2NaC1 + - + 2HC1 the sodium of the common salt changing place with the hydrogen of the sulphuric acid. The hydrochloric acid escapes as a colorless gas with a most irritating acrid odor. It is very soluble in water, and in this form it is sold as " spirits of salts," hydrochloric acid, or muriatic acid. The most concentrated solution has a specific gravity of 15 deg. C. of 1.214 and contains 143.09 per cent. of the gas.

The solution commonly sold is, however, weaker, having a specific gravity of from 1.12 to 1.15, and contains about 24 or 3o per cent. of real acid.

Specific gravity Percentage of pure Specific gravity Percentage of pure at 15 deg. C. hydrochloric acid. at 15 deg. C. hydrochloric acid.

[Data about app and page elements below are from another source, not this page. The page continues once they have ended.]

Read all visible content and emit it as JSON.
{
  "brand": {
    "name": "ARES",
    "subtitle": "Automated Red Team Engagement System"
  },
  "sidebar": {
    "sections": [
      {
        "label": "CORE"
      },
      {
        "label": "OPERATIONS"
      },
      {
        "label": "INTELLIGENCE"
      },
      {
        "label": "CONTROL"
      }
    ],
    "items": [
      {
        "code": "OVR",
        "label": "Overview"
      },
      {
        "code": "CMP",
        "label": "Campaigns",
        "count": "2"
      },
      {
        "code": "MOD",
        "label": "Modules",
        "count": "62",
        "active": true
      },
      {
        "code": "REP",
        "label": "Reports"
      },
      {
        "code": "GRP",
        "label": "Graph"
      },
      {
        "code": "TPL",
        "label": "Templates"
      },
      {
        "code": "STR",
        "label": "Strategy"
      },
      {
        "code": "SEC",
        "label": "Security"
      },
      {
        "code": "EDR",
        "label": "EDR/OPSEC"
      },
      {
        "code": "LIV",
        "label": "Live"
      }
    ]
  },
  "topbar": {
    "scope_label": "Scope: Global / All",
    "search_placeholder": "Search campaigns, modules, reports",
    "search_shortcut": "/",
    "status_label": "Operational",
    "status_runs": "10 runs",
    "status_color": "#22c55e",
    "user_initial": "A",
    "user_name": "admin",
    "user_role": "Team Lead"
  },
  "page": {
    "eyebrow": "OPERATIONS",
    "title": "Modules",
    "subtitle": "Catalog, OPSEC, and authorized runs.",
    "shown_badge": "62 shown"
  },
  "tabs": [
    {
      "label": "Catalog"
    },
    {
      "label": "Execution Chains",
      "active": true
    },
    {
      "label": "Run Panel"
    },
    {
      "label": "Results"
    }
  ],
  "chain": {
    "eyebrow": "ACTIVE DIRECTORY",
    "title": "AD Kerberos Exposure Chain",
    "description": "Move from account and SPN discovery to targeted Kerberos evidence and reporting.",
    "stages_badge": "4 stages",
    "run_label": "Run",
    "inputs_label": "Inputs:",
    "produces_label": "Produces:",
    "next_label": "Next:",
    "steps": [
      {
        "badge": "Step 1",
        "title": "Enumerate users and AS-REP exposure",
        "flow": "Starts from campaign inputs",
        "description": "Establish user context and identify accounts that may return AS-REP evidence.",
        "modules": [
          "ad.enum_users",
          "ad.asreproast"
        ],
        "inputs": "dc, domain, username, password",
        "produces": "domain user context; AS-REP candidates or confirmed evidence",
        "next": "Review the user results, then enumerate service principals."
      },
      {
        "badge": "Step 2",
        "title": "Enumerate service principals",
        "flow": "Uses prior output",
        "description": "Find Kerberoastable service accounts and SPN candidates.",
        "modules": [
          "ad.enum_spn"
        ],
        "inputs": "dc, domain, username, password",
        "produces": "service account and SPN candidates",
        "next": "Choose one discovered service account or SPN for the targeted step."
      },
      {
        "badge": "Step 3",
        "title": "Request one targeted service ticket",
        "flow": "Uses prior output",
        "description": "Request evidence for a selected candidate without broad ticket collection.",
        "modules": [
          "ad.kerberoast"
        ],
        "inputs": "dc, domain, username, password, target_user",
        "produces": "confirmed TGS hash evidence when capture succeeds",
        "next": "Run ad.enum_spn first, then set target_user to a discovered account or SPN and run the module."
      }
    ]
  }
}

1.0103 2.22 1.1504 29.72 1.0189 3.80 1.1588 31.50

1.0310 6.26 1.1730 34.24 1.0557 11.02 36.63 1.0751 15.20 1.1938 38.67 1.0942 18.67 1.2021 40.51 1.1048 20.91 1.2074 1.1196 23.72 1.2124 1.1308 25.96 Hydrochloric acid becomes weaker by heating, as it rapidly volatilizes at boiling point of water. The pure acid should be quite colorless and free from perchloride of iron or organic matter. Free chlorine and sulphuric acid are also sometimes present. Chlorine may be detected by adding a drop or two of the solution to a mixture of starch paste and potassium iodide; if present, a blue color will be obtained. Absence of sulphuric acid may be proved by diluting the hydrochloric acid with six times its volume of water, and adding barium nitrate, no precipitate should be formed.

For photographic purposes this acid should be used as pure as possible. It must be preserved in closely stoppered bottles, kept covered from too strong light, because light decom poses it, and gives free chlorine. It is used in photography for dissolving out ferric oxalate from platinotype, bromide prints, etc., acting as a clearing solution. It is also used in the preparation of various chlorides.